Does anyone read Weldon Kees nowadays? —

About Boris, ‘the fatalist parrot’ who fell off

his perch.

I thought of old Schooner in his cage in the

Drive thru bottle shop at Magnums at McLaren Vale.

At least he had some life in him unlike Boris

Who ‘watched the traffic flow, unheeding’.

You’d say ‘hello’ to Schooner. He wouldn’t say anything

But once you got your purchase and went to go,

He’d say ‘See Ya’ real chipper like. You’d wave back

And give him the thumbs up and if he could Schooner

Would reciprocate. He had a fan when it was hot and

A lamp for when it was cold and a little mirror to see

what a handsome chap he was.
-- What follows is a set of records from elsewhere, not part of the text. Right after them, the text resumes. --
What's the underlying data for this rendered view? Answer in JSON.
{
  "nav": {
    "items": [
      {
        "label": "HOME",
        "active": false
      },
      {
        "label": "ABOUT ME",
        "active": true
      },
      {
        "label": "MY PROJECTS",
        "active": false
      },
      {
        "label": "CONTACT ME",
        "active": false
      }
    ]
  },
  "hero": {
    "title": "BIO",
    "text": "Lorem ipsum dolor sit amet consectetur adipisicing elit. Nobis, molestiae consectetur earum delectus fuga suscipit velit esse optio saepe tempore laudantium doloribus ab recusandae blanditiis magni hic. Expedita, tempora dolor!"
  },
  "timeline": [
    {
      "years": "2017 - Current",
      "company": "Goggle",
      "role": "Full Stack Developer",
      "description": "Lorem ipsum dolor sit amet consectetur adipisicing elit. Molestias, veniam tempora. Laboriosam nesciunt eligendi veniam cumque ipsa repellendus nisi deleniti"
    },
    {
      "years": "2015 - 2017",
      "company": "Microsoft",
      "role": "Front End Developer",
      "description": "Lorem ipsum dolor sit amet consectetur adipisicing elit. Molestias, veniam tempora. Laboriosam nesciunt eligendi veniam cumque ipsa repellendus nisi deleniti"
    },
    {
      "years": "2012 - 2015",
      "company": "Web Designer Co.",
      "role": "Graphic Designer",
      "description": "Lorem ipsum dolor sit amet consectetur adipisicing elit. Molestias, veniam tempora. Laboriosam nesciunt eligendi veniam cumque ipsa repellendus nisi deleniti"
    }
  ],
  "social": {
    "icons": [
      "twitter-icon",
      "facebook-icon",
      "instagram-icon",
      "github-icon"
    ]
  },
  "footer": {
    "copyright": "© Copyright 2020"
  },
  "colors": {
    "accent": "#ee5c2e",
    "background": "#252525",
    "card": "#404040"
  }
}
He looked well fed.

At least he didn’t pace up and down like a lion in a cage.

Whenever I have a glass now at Magnums I raise it

To old Schooner.